Sarah opened the door. “What, Schrodinger? What am I seeing?” Then she raised her face. “I feel wind. Did you bring Father Christmas, Schrodinger?”
I did! Come outside and see!
Molly came up onto the porch and handed the first box to Carolyn, who was staring at the sledge in the yard with her mouth open. “Merry Christmas,” she said, grinning.
“I didn’t believe the rumors,” Carolyn said. “You really are delivering with Santa Claus.” When Molly looked at her curiously, she added, “It’s all over Twitter and Facebook.”
“I should have known,” Molly said. “No wonder Sue and Noemi haven’t called me.”
She brought the other box up to the house as Sarah and Schrodinger rushed down the steps, then watched with Carolyn as Old Man Winter lifted Sarah up to touch the reindeer. She ran her sensitive fingers over their soft muzzles, over their decorated antlers and their riggings, building a picture of them in her head. It was hard to remember sometimes that Sarah was blind.
“Thank you,” Carolyn said, as Old Man Winter set Sarah down. “She’ll never forget this.”
“Thank Schrodinger,” Molly said. “I was as surprised as you when they showed up. We were supposed to use Sue’s car.”
“This is much better,” Carolyn said.
Sarah came up to Molly, her face shining. “You brought it! And Father Christmas!”
“I brought the gingerbread, but Schrodinger brought Father Christmas,” Molly said, grinning as Sarah hugged her. “I’m glad you liked it!”
“I did! That was awesome!” Sarah pulled back and then stuck her hand in her pocket. “And I have something for you!”
She pulled an ornament from her jacket pocket and handed it to Molly. “Drew asked me to give you this.”
Molly smiled. Today’s ornament was a caramel brown in color, with bright red and green beads at the junctions.
“What color is it?” Sarah asked.
“It’s a gingerbread color,” Molly said. “Just like the houses I made.”
“That’s so cool,” Sarah said, and grinned. “Thank you for making the gingerbread for us!”
“You’re very welcome!” Molly said, and she and Schrodinger headed back to the sledge, where Old Man Winter was waiting for them.
He called out, “Merry Christmas!” to Sarah and her mother, and then shook the reins. The reindeer leapt forward, and they were off again.
When they pulled up in front of the bookstore, Molly told Old Man Winter, “Wait here, just a minute!” She ran into the store, grabbed the box she’d left on the island in the kitchen and ran back out again.
He looked surprised. “What is this?”
Molly smiled. “Merry Christmas,” she said. “And thank you.”
Old Man Winter opened the box.
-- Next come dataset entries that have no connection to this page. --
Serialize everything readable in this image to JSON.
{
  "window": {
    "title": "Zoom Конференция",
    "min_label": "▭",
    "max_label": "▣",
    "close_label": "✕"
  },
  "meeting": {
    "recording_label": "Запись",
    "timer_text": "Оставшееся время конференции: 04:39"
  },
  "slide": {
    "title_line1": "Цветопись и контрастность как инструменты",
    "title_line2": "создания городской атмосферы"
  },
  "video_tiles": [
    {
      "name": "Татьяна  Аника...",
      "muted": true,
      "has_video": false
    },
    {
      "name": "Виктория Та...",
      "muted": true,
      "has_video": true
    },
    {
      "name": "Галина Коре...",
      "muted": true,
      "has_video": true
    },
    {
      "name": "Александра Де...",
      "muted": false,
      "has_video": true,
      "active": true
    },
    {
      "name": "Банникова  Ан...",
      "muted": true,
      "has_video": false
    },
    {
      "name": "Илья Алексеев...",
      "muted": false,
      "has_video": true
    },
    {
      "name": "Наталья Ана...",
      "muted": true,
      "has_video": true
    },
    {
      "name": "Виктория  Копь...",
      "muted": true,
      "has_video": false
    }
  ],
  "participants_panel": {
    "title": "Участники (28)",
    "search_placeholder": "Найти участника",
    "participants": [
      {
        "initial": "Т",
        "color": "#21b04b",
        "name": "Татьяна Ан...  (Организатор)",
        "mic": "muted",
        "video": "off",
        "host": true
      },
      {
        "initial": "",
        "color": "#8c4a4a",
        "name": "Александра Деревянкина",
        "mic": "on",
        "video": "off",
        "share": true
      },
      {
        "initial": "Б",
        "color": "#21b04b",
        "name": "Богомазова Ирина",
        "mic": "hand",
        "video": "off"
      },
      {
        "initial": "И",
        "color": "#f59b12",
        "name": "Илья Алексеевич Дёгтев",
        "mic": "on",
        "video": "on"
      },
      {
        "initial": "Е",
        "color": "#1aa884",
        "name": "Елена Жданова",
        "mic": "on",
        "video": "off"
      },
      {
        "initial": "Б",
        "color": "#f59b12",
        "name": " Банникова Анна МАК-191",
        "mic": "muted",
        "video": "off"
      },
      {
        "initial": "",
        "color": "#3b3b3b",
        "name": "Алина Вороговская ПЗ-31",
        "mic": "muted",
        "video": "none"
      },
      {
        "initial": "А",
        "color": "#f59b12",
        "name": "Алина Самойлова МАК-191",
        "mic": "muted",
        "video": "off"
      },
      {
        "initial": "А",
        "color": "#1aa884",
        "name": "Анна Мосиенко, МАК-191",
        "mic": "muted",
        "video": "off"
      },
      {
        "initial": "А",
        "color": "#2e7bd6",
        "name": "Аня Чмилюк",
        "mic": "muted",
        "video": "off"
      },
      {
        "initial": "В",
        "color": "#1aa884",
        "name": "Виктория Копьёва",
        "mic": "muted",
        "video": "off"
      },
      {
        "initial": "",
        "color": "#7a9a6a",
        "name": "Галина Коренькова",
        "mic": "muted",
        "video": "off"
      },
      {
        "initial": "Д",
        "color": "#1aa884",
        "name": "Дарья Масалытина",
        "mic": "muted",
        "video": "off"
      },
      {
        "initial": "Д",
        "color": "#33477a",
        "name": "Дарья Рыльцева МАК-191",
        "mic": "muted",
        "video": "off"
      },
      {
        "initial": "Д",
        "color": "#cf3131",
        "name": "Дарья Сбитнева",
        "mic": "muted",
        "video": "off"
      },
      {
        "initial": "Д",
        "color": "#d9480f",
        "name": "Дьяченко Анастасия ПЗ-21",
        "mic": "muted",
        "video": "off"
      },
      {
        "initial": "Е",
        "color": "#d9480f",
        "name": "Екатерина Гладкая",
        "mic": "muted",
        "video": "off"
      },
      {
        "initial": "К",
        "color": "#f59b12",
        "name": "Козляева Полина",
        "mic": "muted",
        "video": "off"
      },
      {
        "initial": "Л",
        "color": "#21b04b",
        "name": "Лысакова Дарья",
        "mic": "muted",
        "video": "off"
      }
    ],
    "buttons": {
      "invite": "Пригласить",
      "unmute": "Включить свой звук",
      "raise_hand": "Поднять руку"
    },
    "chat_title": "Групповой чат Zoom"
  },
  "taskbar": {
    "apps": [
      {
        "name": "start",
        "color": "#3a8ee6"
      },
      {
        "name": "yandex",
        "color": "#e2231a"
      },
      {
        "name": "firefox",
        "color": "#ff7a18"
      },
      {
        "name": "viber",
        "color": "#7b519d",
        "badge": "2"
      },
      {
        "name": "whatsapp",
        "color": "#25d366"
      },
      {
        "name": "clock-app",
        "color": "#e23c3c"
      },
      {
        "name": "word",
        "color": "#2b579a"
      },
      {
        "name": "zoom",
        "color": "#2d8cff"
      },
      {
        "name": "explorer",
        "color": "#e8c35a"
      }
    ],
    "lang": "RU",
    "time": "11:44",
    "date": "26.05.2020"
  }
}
Inside was a gingerbread cottage, iced and decorated to look like an old New England home in a snowy setting. Along the edges were gingerbread men, iced as well. He closed the box and stowed it underneath the front of the sledge, then turned to her. To Molly’s surprise, there were tears in his eyes.
“Thank you,” he said, and then, before she could say anything, he shook the reins again. She stepped back as the sledge took off down the street.
At the end of the block, it vanished.
- (advent) December 18 – Tuesday
- (advent) December 20 – only 5 days left!